Word for word, return the entries listed below.

======== Provided records ========

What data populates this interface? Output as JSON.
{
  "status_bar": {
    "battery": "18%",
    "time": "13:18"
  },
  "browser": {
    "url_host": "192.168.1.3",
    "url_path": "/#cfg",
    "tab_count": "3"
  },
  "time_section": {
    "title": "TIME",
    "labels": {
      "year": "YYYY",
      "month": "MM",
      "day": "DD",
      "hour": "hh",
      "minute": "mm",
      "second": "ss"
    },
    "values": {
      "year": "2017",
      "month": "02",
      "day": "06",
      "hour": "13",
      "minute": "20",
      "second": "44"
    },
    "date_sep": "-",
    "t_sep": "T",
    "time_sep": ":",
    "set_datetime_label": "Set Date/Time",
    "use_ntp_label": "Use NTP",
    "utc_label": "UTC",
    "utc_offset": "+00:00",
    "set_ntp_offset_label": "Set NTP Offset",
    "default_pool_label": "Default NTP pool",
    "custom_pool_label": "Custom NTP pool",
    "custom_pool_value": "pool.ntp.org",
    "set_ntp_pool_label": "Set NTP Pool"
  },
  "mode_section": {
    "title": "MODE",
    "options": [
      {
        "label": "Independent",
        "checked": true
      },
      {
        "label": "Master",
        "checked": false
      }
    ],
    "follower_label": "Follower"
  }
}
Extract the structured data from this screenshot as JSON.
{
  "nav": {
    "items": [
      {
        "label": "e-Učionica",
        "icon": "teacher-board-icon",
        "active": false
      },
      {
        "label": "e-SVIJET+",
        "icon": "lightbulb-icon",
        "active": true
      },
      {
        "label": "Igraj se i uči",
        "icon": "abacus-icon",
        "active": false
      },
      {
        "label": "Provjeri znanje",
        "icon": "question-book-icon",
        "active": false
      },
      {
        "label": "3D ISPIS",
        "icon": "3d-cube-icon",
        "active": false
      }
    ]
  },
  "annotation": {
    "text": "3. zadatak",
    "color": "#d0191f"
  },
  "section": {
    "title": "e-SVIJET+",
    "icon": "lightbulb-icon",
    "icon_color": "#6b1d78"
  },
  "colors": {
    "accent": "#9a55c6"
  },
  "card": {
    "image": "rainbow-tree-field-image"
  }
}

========

- [Answer area]:
What data populates this interface? Output as JSON.
{
  "status_bar": {
    "battery": "18%",
    "time": "13:18"
  },
  "browser": {
    "url_host": "192.168.1.3",
    "url_path": "/#cfg",
    "tab_count": "3"
  },
  "time_section": {
    "title": "TIME",
    "labels": {
      "year": "YYYY",
      "month": "MM",
      "day": "DD",
      "hour": "hh",
      "minute": "mm",
      "second": "ss"
    },
    "values": {
      "year": "2017",
      "month": "02",
      "day": "06",
      "hour": "13",
      "minute": "20",
      "second": "44"
    },
    "date_sep": "-",
    "t_sep": "T",
    "time_sep": ":",
    "set_datetime_label": "Set Date/Time",
    "use_ntp_label": "Use NTP",
    "utc_label": "UTC",
    "utc_offset": "+00:00",
    "set_ntp_offset_label": "Set NTP Offset",
    "default_pool_label": "Default NTP pool",
    "custom_pool_label": "Custom NTP pool",
    "custom_pool_value": "pool.ntp.org",
    "set_ntp_pool_label": "Set NTP Pool"
  },
  "mode_section": {
    "title": "MODE",
    "options": [
      {
        "label": "Independent",
        "checked": true
      },
      {
        "label": "Master",
        "checked": false
      }
    ],
    "follower_label": "Follower"
  }
}
Extract the structured data from this screenshot as JSON.
{
  "nav": {
    "items": [
      {
        "label": "e-Učionica",
        "icon": "teacher-board-icon",
        "active": false
      },
      {
        "label": "e-SVIJET+",
        "icon": "lightbulb-icon",
        "active": true
      },
      {
        "label": "Igraj se i uči",
        "icon": "abacus-icon",
        "active": false
      },
      {
        "label": "Provjeri znanje",
        "icon": "question-book-icon",
        "active": false
      },
      {
        "label": "3D ISPIS",
        "icon": "3d-cube-icon",
        "active": false
      }
    ]
  },
  "annotation": {
    "text": "3. zadatak",
    "color": "#d0191f"
  },
  "section": {
    "title": "e-SVIJET+",
    "icon": "lightbulb-icon",
    "icon_color": "#6b1d78"
  },
  "colors": {
    "accent": "#9a55c6"
  },
  "card": {
    "image": "rainbow-tree-field-image"
  }
}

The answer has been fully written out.